Children have the right to be informed in an age-appropriate manner and to express their views in all procedures that affect them. Child representation makes participation a reality and guarantees children's rights and procedural rights. It provides an opportunity to integrate children's views more fully into proceedings and decision-making processes. In cross-border cases, ISS Switzerland provides professional and interculturally sensitive child representation for the German-speaking cantons.

Our specialist child representation lawyer works with our interdisciplinary team to ensure that children are represented in legal and administrative proceedings. We attach paramount importance to a child-centred approach, encouraging children to express their views freely, defend their rights and understand their situation. In dialogue with children, we encourage the development of their opinions, provide them with information appropriate to their age and situation, and defend their interests, whether in the context of family law, migration law or more specifically in transnational procedures.

ISS Switzerland also provides legal assistance to all unaccompanied foreign minors in the canton of Geneva, on behalf of the Child Protection Office or the Courts.
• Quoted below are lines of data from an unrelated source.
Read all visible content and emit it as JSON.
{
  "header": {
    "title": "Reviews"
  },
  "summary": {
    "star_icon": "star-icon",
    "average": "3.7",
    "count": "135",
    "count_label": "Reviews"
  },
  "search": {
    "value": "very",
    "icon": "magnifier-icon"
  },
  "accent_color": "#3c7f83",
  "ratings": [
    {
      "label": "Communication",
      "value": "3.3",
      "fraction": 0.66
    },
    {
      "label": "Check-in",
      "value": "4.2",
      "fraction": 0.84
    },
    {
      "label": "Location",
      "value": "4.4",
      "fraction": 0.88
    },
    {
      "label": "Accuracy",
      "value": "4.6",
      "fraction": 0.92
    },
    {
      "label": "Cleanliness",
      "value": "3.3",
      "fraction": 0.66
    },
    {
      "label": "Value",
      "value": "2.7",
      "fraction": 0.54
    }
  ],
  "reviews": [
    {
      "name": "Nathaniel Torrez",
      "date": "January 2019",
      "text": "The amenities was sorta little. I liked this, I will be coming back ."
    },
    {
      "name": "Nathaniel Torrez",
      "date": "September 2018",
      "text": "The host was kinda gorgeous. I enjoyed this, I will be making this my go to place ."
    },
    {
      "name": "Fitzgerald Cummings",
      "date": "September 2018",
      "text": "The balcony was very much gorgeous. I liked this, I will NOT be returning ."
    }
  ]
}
Our lawyer specialising in migration law represents the interests of unaccompanied minors before the competent migration authorities in appeals against refusals of asylum, repatriation or revocation of provisional admission. He submits applications for residence permits or family reunification on their behalf. He also provides information and advice to the guardians of the children concerned.

In 2016, the asylum application of Asma*, an Eritrean girl who fled to Switzerland at the age of 11, was rejected. Following an appeal by ISS Switzerland, which highlighted the risk of her family being persecuted, Asma was granted asylum in 2018. Her guardian then approached us to take the necessary steps to reunite Asma and her mother, as the girl was suffering badly from the long separation. After an initial refusal, the authorities agreed to grant Asma's mother an entry and residence permit for Switzerland, in application of the European Convention on Human Rights.

*fictional name